It is my considered view that the defendant is also bound by estoppel. In SMITH VS. HUGHES (7), per Blackburn J. “if whatever a man’s real intention maybe, he so conducts himself that a reasonable man would believe that he was assenting to the terms proposed by the other party, and that other party upon that belief enters into the contract with him, the man thus conducting himself would be equally bound as if he had intended to agree to the other party’s terms.”
I am also persuaded by the case of GALAUNIA FARMS LIMITED VS. NATIONAL MILLING (8) in which the High Court observed that “the basis of estoppel is when a man has so conducted himself that it would be unfair or unjust to allow him to depart from a particular set of affairs another has taken to be settled or correct”.
It follows therefore that the defendant is liable to pay in full for the services it received from the plaintiff in accordance with the contract. The claim for refund of monies deducted is thus successful. There is also the claim for unpaid invoices for K5,324,400.00 for security services for December, 2010. According to the Plaintiff, it provided security to the Defendant’s premises up to the end of December, 2010 in accordance with advice from the Defendant’s advocates as letter on page 1 of the Plaintiff’s Bundle reveals. The letter at page 12 of the Defendant’s Bundle also reveals that the contract between the parties was terminated on 31st December, 2010. The Defendant is thus liable to pay for security services for December 2010 at K5,324,400.00.
Regarding the unpaid invoices on pages 3 and 4 for K384,000.00, PW1 testified that these were for rapid response in Lusaka. The Defendant did not deny these claims, accordingly it must pay. Thus the claim for K28,492,000.00 is successful.
The claim for damages for breach of contract was not substantiated at trial. There was no evidence adduced to prove this claim. It is therefore unsuccessful.
Regarding the counter claim, it is noteworthy that PW2 testified that when claims of losses are received, the Plaintiff informs the police and a docket is opened. Once it is proved that the Plaintiff was negligent then it will pay in accordance with the contract which limits its liability to 1,000 United States Dollars.
PW1 did testify in cross examination that the letter from the police at page 1 of the Defendant’s Bundle reveals that the suspects that stole the meat casings valued at K30 Million were in police custody and that the Plaintiff’s guard who was on duty was on the run.

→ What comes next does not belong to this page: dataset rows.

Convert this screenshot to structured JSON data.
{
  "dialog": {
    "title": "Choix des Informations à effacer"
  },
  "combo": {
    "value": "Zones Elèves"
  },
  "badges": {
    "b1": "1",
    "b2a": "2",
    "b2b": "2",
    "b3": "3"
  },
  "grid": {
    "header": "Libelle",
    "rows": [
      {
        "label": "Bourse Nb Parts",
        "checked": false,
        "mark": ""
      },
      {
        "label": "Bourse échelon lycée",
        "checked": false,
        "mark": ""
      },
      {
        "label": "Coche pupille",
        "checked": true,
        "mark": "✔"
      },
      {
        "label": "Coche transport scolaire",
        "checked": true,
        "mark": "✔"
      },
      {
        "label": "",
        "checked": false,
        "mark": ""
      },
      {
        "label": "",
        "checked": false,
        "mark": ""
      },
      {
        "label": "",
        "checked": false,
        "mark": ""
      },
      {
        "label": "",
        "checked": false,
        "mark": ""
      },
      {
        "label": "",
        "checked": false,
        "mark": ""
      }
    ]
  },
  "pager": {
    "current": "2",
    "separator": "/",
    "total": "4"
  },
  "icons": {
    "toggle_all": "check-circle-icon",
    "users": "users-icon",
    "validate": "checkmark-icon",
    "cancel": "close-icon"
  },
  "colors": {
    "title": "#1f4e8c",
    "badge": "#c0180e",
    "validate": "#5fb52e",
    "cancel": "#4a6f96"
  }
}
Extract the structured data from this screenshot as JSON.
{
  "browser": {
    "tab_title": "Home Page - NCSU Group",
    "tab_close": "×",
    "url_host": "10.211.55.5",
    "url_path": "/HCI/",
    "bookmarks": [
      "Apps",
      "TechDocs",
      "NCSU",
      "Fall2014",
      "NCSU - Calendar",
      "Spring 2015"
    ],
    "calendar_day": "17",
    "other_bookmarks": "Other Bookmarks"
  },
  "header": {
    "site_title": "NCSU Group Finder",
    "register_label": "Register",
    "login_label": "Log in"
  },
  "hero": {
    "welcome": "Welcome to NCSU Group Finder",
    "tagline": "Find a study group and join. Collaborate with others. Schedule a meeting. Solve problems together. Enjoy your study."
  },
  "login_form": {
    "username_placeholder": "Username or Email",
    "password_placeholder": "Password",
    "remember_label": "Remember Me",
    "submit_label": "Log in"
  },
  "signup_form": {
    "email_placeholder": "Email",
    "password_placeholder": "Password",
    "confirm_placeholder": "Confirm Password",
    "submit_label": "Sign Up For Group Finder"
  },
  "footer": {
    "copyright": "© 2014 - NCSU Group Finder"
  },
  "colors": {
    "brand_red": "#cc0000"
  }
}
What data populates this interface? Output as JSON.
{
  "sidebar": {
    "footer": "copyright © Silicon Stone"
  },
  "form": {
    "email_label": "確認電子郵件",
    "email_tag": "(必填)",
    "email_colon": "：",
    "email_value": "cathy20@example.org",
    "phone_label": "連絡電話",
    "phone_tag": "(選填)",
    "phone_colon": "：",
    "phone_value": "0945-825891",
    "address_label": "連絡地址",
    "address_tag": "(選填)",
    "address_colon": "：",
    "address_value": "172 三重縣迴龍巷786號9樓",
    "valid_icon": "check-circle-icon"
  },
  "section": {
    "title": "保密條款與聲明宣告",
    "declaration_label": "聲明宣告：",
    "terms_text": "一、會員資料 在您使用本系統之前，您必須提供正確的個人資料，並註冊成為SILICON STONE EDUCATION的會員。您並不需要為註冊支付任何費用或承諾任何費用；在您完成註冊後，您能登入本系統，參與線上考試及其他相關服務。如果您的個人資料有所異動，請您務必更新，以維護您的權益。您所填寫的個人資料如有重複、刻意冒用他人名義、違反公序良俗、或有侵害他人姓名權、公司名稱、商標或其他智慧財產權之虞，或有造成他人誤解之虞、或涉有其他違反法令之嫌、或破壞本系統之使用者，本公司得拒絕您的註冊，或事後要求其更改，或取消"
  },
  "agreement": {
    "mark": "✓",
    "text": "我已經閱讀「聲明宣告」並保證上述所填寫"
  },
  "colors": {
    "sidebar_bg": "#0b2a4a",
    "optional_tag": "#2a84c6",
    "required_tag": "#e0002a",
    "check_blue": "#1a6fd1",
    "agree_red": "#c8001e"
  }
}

In relation to the cables, PW1 testified in cross examination that the Police Report on page 2 of the Defendant’s Bundle shows that the guard left the point of guarding and cables worth K137,851.065.00 went missing
I have perused both letters from the police. The question that begs an answer is: Were the guards negligent? Can I infer that the guard on the run was negligent including the one who left the point of guarding? I tend to think so.
I note that that the security guard who left his point of guarding after being questioned about the power cut, left on the pretext of going to collect a charger. He never returned. The other one is still on the run. On the balance of probability, I find that the two guards were negligent or misconducted themselves for which the Plaintiff is liable.
I am therefore inclined to allow the counter claim. The Plaintiff is thus liable in accordance with the contract ie to pay 1,000 United States Dollars.
In sum, the Plaintiff is successful in its claim for K28,492,000.00 for monies deducted by the Defendant and for unpaid invoices. I order the same to be paid with interest at short term deposit rate from date of issuance of the writ till date of Judgment and thereafter at Bank of Zambia lending rate till full payment.
The counter claim is equally is successful and the Plaintiff is liable in accordance with the contract.
Each party to bear own costs. Leave to appeal is granted.
Delivered at Kitwe this……..day of………………………….2012
Judy Z. Mulongoti